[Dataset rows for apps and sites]
══════════════════════════════
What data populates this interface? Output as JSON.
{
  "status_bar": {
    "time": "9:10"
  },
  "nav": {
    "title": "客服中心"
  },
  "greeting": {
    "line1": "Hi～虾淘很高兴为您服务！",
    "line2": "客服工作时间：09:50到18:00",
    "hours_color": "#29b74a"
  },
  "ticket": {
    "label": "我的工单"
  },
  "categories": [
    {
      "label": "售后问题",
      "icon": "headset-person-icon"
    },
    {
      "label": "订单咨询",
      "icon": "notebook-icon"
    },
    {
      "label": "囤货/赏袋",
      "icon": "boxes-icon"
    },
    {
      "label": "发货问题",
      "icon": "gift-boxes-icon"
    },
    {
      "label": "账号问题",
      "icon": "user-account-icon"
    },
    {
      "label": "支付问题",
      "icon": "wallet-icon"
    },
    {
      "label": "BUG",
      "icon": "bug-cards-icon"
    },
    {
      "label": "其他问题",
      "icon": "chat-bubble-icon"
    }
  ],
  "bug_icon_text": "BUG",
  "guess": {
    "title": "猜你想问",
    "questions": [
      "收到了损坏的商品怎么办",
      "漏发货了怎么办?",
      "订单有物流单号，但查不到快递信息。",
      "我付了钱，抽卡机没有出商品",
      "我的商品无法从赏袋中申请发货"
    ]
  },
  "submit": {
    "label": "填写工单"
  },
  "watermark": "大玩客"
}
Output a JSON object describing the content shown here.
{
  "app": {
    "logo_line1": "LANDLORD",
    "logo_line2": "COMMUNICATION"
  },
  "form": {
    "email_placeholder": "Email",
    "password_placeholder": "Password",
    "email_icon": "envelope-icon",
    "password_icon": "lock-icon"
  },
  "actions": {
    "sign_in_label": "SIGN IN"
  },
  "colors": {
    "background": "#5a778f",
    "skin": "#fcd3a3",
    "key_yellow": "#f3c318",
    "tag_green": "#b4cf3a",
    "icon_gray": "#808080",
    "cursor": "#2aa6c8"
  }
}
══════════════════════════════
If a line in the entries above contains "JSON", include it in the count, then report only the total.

2